1 Thessalonians 2:17
Letter writing has become a lost art in this era of texts and Snapchats. But for thousands of years, the letter was a vital form of communication. In the absence of smart phones and computers, it was pen and paper (or perhaps quill and parchment) by which people who were separated could communicate with one another. For four years of college and four years of seminary, my grandmother wrote a letter every week. Her letters would include details about family, but also the weather, the trees and flowers and especially the squirrels. But the closer that the letter would be to a break, the more her letter would include her looking forward to seeing me soon. St. Paul’s letter to the Thessalonians twice communicates such yearning (also 3:10). Letters are a blessing, but they are no replacement for being with someone face-to-face.

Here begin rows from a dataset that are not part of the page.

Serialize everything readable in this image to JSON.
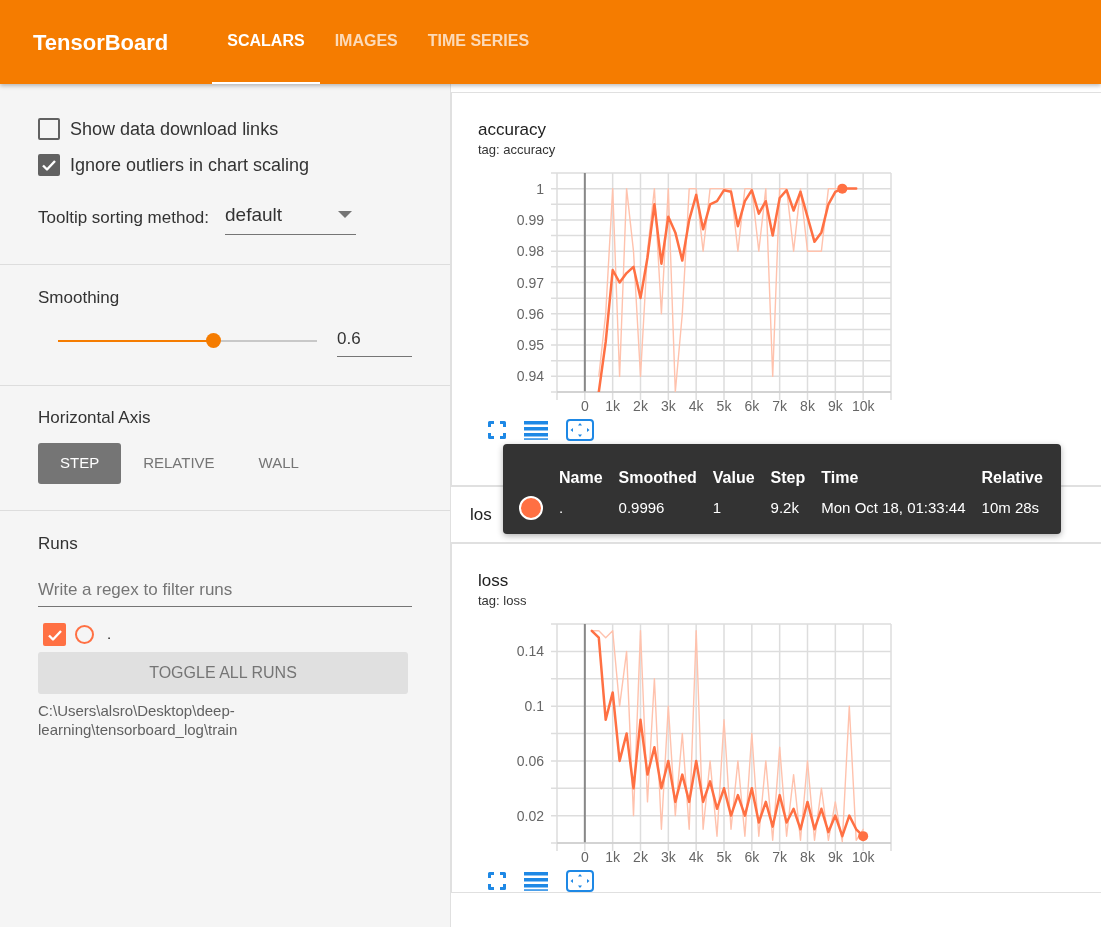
{
  "header": {
    "title": "TensorBoard",
    "tabs": [
      {
        "label": "SCALARS",
        "selected": true
      },
      {
        "label": "IMAGES",
        "selected": false
      },
      {
        "label": "TIME SERIES",
        "selected": false
      }
    ]
  },
  "sidebar": {
    "options": [
      {
        "label": "Show data download links",
        "checked": false
      },
      {
        "label": "Ignore outliers in chart scaling",
        "checked": true
      }
    ],
    "tooltip_sorting": {
      "label": "Tooltip sorting method:",
      "value": "default"
    },
    "smoothing": {
      "title": "Smoothing",
      "level": 0.6,
      "value": "0.6"
    },
    "horizontal_axis": {
      "title": "Horizontal Axis",
      "options": [
        {
          "label": "STEP",
          "selected": true
        },
        {
          "label": "RELATIVE",
          "selected": false
        },
        {
          "label": "WALL",
          "selected": false
        }
      ]
    },
    "runs": {
      "title": "Runs",
      "placeholder": "Write a regex to filter runs",
      "items": [
        {
          "name": ".",
          "checked": true,
          "color": "#ff7043"
        }
      ],
      "toggle_button": "TOGGLE ALL RUNS",
      "path": "C:\\Users\\alsro\\Desktop\\deep-learning\\tensorboard_log\\train"
    }
  },
  "sections": [
    {
      "kind": "chart_card",
      "title": "accuracy",
      "tag": "tag: accuracy",
      "chart_data": {
        "type": "line",
        "xlim": [
          -1000,
          11000
        ],
        "ylim": [
          0.935,
          1.005
        ],
        "xticks": [
          {
            "value": 0,
            "label": "0"
          },
          {
            "value": 1000,
            "label": "1k"
          },
          {
            "value": 2000,
            "label": "2k"
          },
          {
            "value": 3000,
            "label": "3k"
          },
          {
            "value": 4000,
            "label": "4k"
          },
          {
            "value": 5000,
            "label": "5k"
          },
          {
            "value": 6000,
            "label": "6k"
          },
          {
            "value": 7000,
            "label": "7k"
          },
          {
            "value": 8000,
            "label": "8k"
          },
          {
            "value": 9000,
            "label": "9k"
          },
          {
            "value": 10000,
            "label": "10k"
          }
        ],
        "yticks": [
          0.94,
          0.95,
          0.96,
          0.97,
          0.98,
          0.99,
          1
        ],
        "x": [
          500,
          750,
          1000,
          1250,
          1500,
          1750,
          2000,
          2250,
          2500,
          2750,
          3000,
          3250,
          3500,
          3750,
          4000,
          4250,
          4500,
          4750,
          5000,
          5250,
          5500,
          5750,
          6000,
          6250,
          6500,
          6750,
          7000,
          7250,
          7500,
          7750,
          8000,
          8250,
          8500,
          8750,
          9000,
          9250,
          9500,
          9750
        ],
        "series": [
          {
            "color": "#ff7043",
            "values": [
              0.935,
              0.951,
              0.974,
              0.97,
              0.973,
              0.975,
              0.965,
              0.978,
              0.995,
              0.976,
              0.991,
              0.986,
              0.977,
              0.99,
              0.998,
              0.987,
              0.995,
              0.996,
              0.9995,
              0.999,
              0.988,
              0.996,
              0.9995,
              0.992,
              0.996,
              0.985,
              0.997,
              0.9995,
              0.993,
              0.999,
              0.991,
              0.983,
              0.986,
              0.995,
              0.999,
              1,
              1,
              1
            ]
          },
          {
            "color": "#ffc2ad",
            "values": [
              0.94,
              0.96,
              1,
              0.94,
              1,
              0.98,
              0.94,
              0.98,
              1,
              0.96,
              1,
              0.935,
              0.96,
              1,
              1,
              0.98,
              1,
              1,
              1,
              1,
              0.98,
              1,
              1,
              0.98,
              1,
              0.94,
              1,
              1,
              0.98,
              1,
              0.98,
              0.98,
              0.98,
              1,
              1,
              1,
              1,
              1
            ]
          },
          {
            "marker": true,
            "color": "#ff7043",
            "values": [
              null,
              null,
              null,
              null,
              null,
              null,
              null,
              null,
              null,
              null,
              null,
              null,
              null,
              null,
              null,
              null,
              null,
              null,
              null,
              null,
              null,
              null,
              null,
              null,
              null,
              null,
              null,
              null,
              null,
              null,
              null,
              null,
              null,
              null,
              null,
              1,
              null,
              null
            ]
          }
        ],
        "grid": true
      }
    },
    {
      "kind": "group_header",
      "title": "los"
    },
    {
      "kind": "chart_card",
      "title": "loss",
      "tag": "tag: loss",
      "chart_data": {
        "type": "line",
        "xlim": [
          -1000,
          11000
        ],
        "ylim": [
          0,
          0.16
        ],
        "xticks": [
          {
            "value": 0,
            "label": "0"
          },
          {
            "value": 1000,
            "label": "1k"
          },
          {
            "value": 2000,
            "label": "2k"
          },
          {
            "value": 3000,
            "label": "3k"
          },
          {
            "value": 4000,
            "label": "4k"
          },
          {
            "value": 5000,
            "label": "5k"
          },
          {
            "value": 6000,
            "label": "6k"
          },
          {
            "value": 7000,
            "label": "7k"
          },
          {
            "value": 8000,
            "label": "8k"
          },
          {
            "value": 9000,
            "label": "9k"
          },
          {
            "value": 10000,
            "label": "10k"
          }
        ],
        "yticks": [
          0.02,
          0.06,
          0.1,
          0.14
        ],
        "x": [
          250,
          500,
          750,
          1000,
          1250,
          1500,
          1750,
          2000,
          2250,
          2500,
          2750,
          3000,
          3250,
          3500,
          3750,
          4000,
          4250,
          4500,
          4750,
          5000,
          5250,
          5500,
          5750,
          6000,
          6250,
          6500,
          6750,
          7000,
          7250,
          7500,
          7750,
          8000,
          8250,
          8500,
          8750,
          9000,
          9250,
          9500,
          9750,
          10000
        ],
        "series": [
          {
            "color": "#ff7043",
            "values": [
              0.155,
              0.15,
              0.09,
              0.11,
              0.06,
              0.08,
              0.04,
              0.09,
              0.05,
              0.07,
              0.04,
              0.06,
              0.03,
              0.05,
              0.03,
              0.06,
              0.03,
              0.045,
              0.025,
              0.04,
              0.02,
              0.035,
              0.02,
              0.04,
              0.015,
              0.03,
              0.012,
              0.035,
              0.015,
              0.025,
              0.01,
              0.03,
              0.01,
              0.025,
              0.008,
              0.02,
              0.005,
              0.02,
              0.01,
              0.005
            ]
          },
          {
            "color": "#ffc2ad",
            "values": [
              0.155,
              0.155,
              0.15,
              0.155,
              0.1,
              0.14,
              0.02,
              0.155,
              0.03,
              0.12,
              0.01,
              0.1,
              0.02,
              0.08,
              0.01,
              0.155,
              0.01,
              0.06,
              0.005,
              0.09,
              0.01,
              0.06,
              0.005,
              0.08,
              0.005,
              0.06,
              0.002,
              0.07,
              0.005,
              0.05,
              0.002,
              0.06,
              0.002,
              0.04,
              0.002,
              0.03,
              0.001,
              0.1,
              0.002,
              0.01
            ]
          },
          {
            "marker": true,
            "color": "#ff7043",
            "values": [
              null,
              null,
              null,
              null,
              null,
              null,
              null,
              null,
              null,
              null,
              null,
              null,
              null,
              null,
              null,
              null,
              null,
              null,
              null,
              null,
              null,
              null,
              null,
              null,
              null,
              null,
              null,
              null,
              null,
              null,
              null,
              null,
              null,
              null,
              null,
              null,
              null,
              null,
              null,
              0.005
            ]
          }
        ],
        "grid": true
      }
    }
  ],
  "tooltip": {
    "columns": [
      "Name",
      "Smoothed",
      "Value",
      "Step",
      "Time",
      "Relative"
    ],
    "rows": [
      {
        "color": "#ff7043",
        "cells": [
          ".",
          "0.9996",
          "1",
          "9.2k",
          "Mon Oct 18, 01:33:44",
          "10m 28s"
        ]
      }
    ]
  }
}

As a pastor, one of my favorite monthly visits was with a couple who had moved off the family farm and into town, just a few blocks away from the church. They lived close enough that the husband would listen to the early service through a “hearing aid” that the church had for members that would amplify the sound so that they could hear it. It was intended for people attending church, but after this man could no longer physically attend worship at the church, he tried it out and found that they were close enough that it worked at home. His Sunday routine was to listen to his home congregation’s service, then the Lutheran Hour and then one of the other LCMS church services on the radio. He had a greater zeal for God’s Word than most, but he still longed to be with his fellow saints in worship. Listening to the service was a blessing, but it was not the same as worship face-to-face with children and grandchildren, classmates, and friends.

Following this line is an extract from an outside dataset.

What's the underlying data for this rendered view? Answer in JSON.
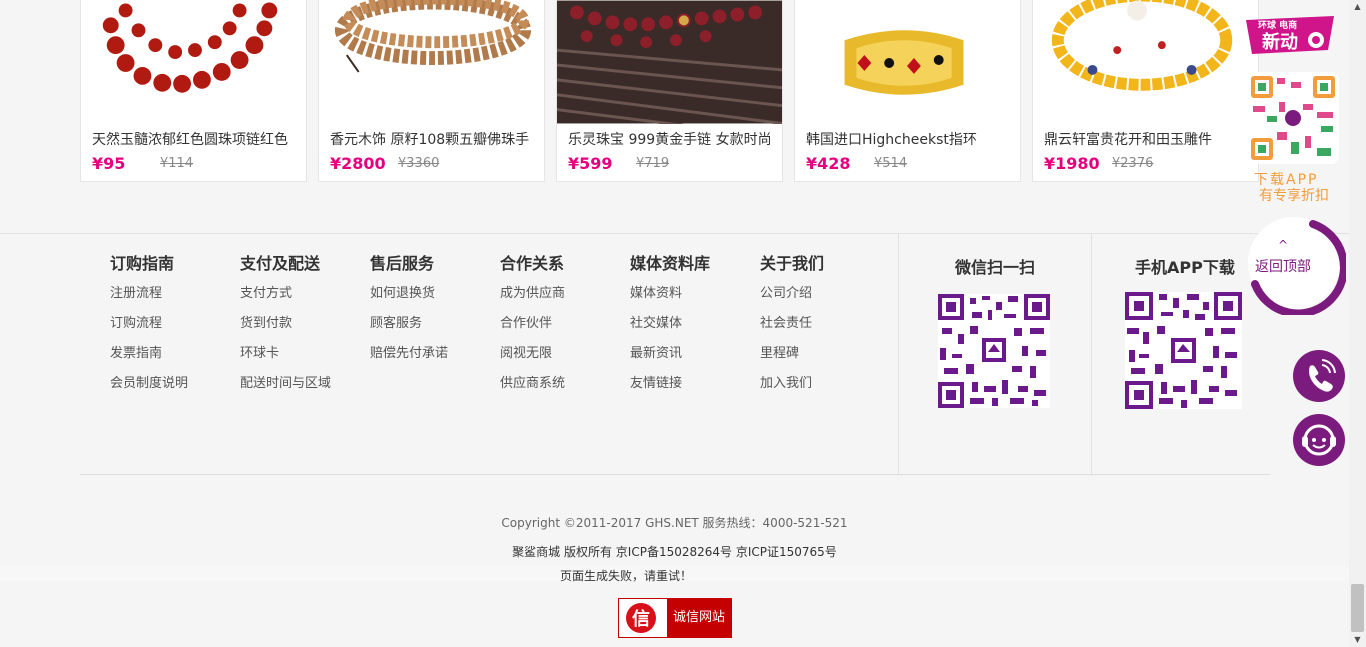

Thanks be to God that we are facing this crisis at a time where the Word of God can be delivered via a multitude of platforms. While the letter to the soldier during World War II was a great blessing, it was not the same as being swallowed up in the arms of loved ones upon safe return home. Though the great-grandparent marvels at the image of the newborn child on the tablet, it is not the same as being able to hold the child. The delivery of God’s Word through electronic means has been a great blessing to Christians, but it is not the same as coming together with others from within our family of faith. Here are some of the things that happen when we gather together on Sunday morning – Tom, the head usher opens the door and greets everyone, Pastor makes a beeline to talk to Chris who is home from college, Margie orders something that she doesn’t need from the youth group because they are raising money for their summer trip, the newlyweds Alex and Anna, who grew up in the church, share a hymnal as they sing, teen-age usher Kyle, helps Esther down the steps from the chancel, big, burly Jim takes a break from the soundboard to hold baby Pete, while the parents go up for Communion, and seemingly everyone goes up to Stacey after the prayer of thanksgiving that she is now in remission.

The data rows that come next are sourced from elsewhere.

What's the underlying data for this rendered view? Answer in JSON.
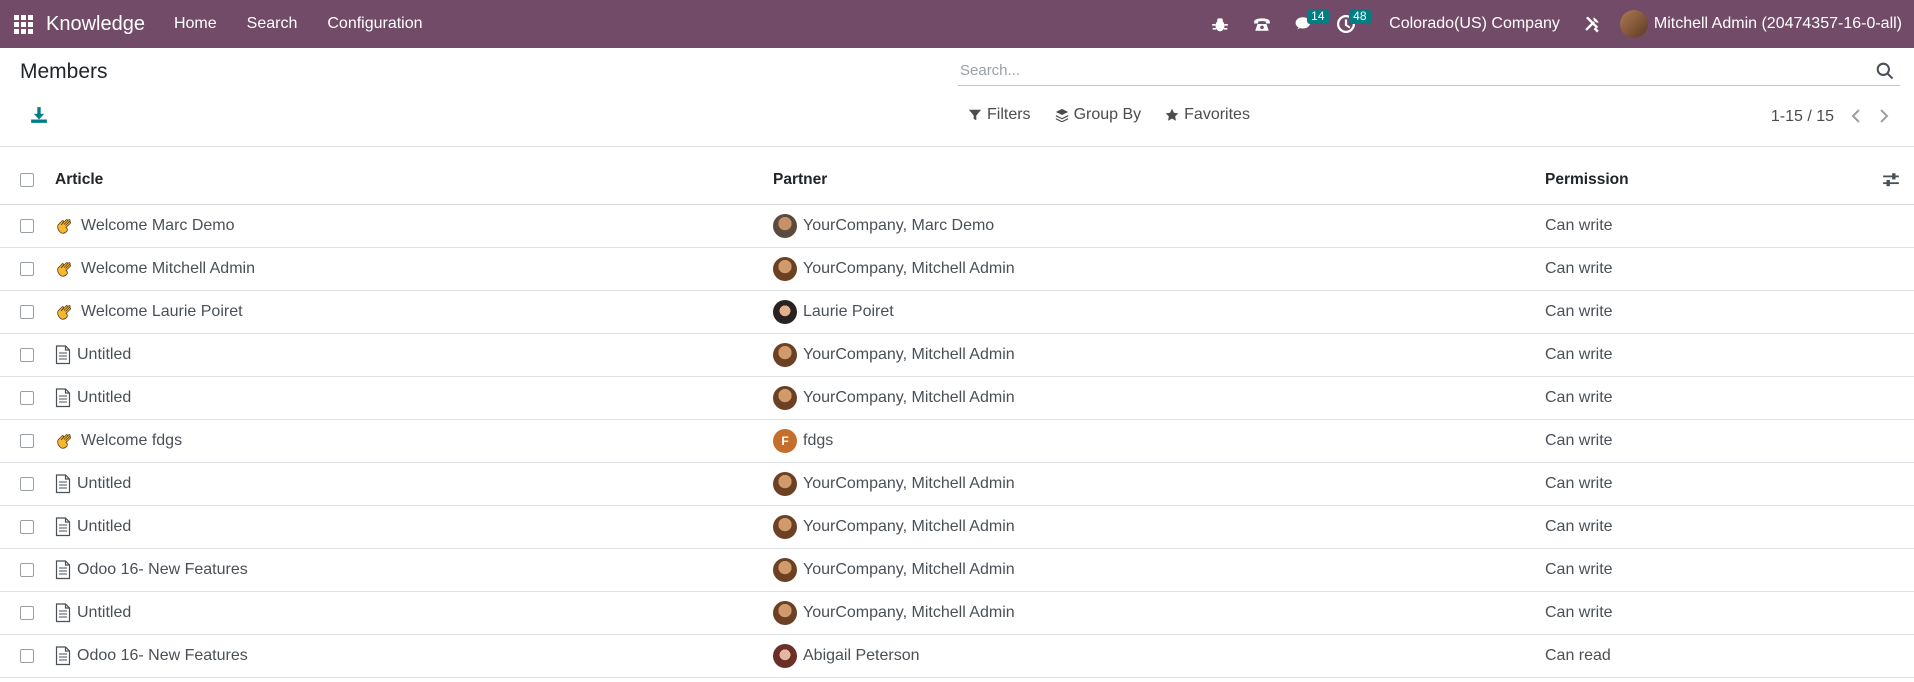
{
  "navbar": {
    "app_name": "Knowledge",
    "menu": [
      "Home",
      "Search",
      "Configuration"
    ],
    "messages_badge": "14",
    "activities_badge": "48",
    "company": "Colorado(US) Company",
    "user": "Mitchell Admin (20474357-16-0-all)",
    "bg_color": "#714b67"
  },
  "control_panel": {
    "title": "Members",
    "search_placeholder": "Search...",
    "filters_label": "Filters",
    "groupby_label": "Group By",
    "favorites_label": "Favorites",
    "pager": "1-15 / 15"
  },
  "table": {
    "headers": {
      "article": "Article",
      "partner": "Partner",
      "permission": "Permission"
    },
    "rows": [
      {
        "icon": "wave",
        "article": "Welcome Marc Demo",
        "avatar": "marc",
        "partner": "YourCompany, Marc Demo",
        "permission": "Can write"
      },
      {
        "icon": "wave",
        "article": "Welcome Mitchell Admin",
        "avatar": "mitchell",
        "partner": "YourCompany, Mitchell Admin",
        "permission": "Can write"
      },
      {
        "icon": "wave",
        "article": "Welcome Laurie Poiret",
        "avatar": "laurie",
        "partner": "Laurie Poiret",
        "permission": "Can write"
      },
      {
        "icon": "doc",
        "article": "Untitled",
        "avatar": "mitchell",
        "partner": "YourCompany, Mitchell Admin",
        "permission": "Can write"
      },
      {
        "icon": "doc",
        "article": "Untitled",
        "avatar": "mitchell",
        "partner": "YourCompany, Mitchell Admin",
        "permission": "Can write"
      },
      {
        "icon": "wave",
        "article": "Welcome fdgs",
        "avatar": "letter",
        "avatar_letter": "F",
        "partner": "fdgs",
        "permission": "Can write"
      },
      {
        "icon": "doc",
        "article": "Untitled",
        "avatar": "mitchell",
        "partner": "YourCompany, Mitchell Admin",
        "permission": "Can write"
      },
      {
        "icon": "doc",
        "article": "Untitled",
        "avatar": "mitchell",
        "partner": "YourCompany, Mitchell Admin",
        "permission": "Can write"
      },
      {
        "icon": "doc",
        "article": "Odoo 16- New Features",
        "avatar": "mitchell",
        "partner": "YourCompany, Mitchell Admin",
        "permission": "Can write"
      },
      {
        "icon": "doc",
        "article": "Untitled",
        "avatar": "mitchell",
        "partner": "YourCompany, Mitchell Admin",
        "permission": "Can write"
      },
      {
        "icon": "doc",
        "article": "Odoo 16- New Features",
        "avatar": "abigail",
        "partner": "Abigail Peterson",
        "permission": "Can read"
      }
    ]
  }
}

When we come together for worship, it is for the purpose of receiving God’s gifts of Word and Sacrament and responding in praise and thanksgiving. But it is also for seeing one another face to face for the purpose of encouraging one another in the faith, spurring one another on in love and good works, and ultimately being the Body of Christ. Thanks be to God for the blessing of electronic means of proclaiming and receiving the Word during these difficult times. But we are able to say with St. Paul, “since we were torn away from you, brothers [and sisters], for a short time, in person not in heart, we endeavored the more eagerly and with great desire to see you face to face.”
Prayer – O Gracious God, let us not neglect meeting together, but for our own sake and for the sake of our brothers and sisters in the faith, let us come together to stir up one another in love and good works and as we encourage one another as the final day draws near.
Fraternally in Christ,
President Lee Hagan
Thanks to Dr. Mark Seifrid for his insights into Paul’s letters and his desire to visit the churches.